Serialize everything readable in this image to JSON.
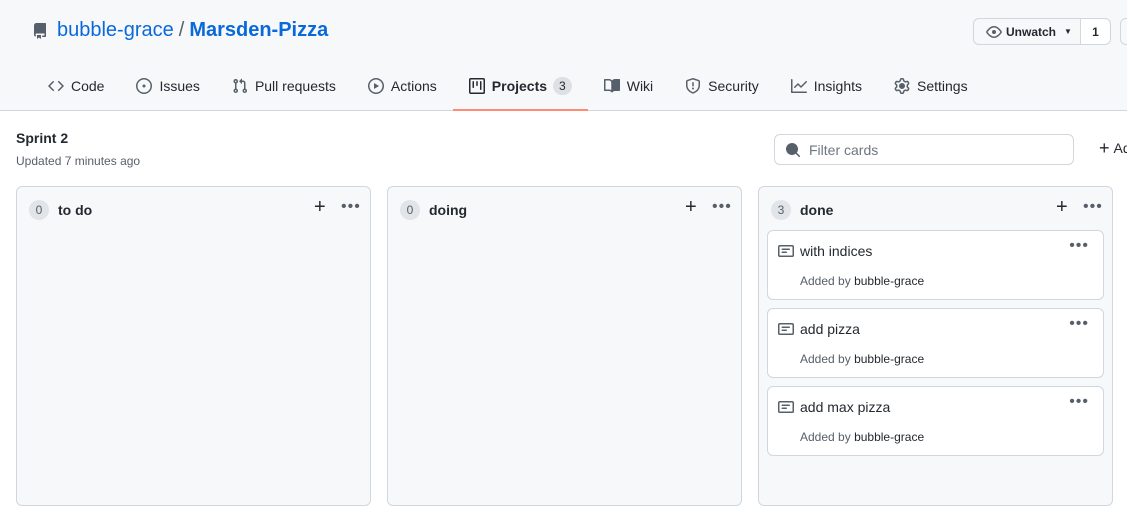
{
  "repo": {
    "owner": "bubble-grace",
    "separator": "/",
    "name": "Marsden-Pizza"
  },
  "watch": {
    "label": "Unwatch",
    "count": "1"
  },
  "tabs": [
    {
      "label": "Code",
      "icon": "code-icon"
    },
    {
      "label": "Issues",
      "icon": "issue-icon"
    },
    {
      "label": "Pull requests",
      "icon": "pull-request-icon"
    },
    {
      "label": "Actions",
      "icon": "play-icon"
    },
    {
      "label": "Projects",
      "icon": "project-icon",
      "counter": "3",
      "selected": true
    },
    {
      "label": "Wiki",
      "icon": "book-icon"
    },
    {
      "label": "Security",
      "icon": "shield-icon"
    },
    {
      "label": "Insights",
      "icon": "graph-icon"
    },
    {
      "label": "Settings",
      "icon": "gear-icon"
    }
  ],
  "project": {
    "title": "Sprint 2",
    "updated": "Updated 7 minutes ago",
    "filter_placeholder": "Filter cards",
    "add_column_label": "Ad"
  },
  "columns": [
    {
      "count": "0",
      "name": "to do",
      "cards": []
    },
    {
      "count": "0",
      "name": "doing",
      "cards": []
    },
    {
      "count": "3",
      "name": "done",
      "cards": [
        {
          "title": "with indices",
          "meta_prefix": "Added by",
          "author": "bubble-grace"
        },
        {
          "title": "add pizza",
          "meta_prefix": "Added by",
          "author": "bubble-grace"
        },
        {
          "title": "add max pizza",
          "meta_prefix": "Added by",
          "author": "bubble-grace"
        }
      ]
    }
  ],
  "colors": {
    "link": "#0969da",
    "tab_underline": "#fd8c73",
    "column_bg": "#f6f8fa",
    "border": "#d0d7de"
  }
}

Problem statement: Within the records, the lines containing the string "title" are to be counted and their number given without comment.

The answer: 4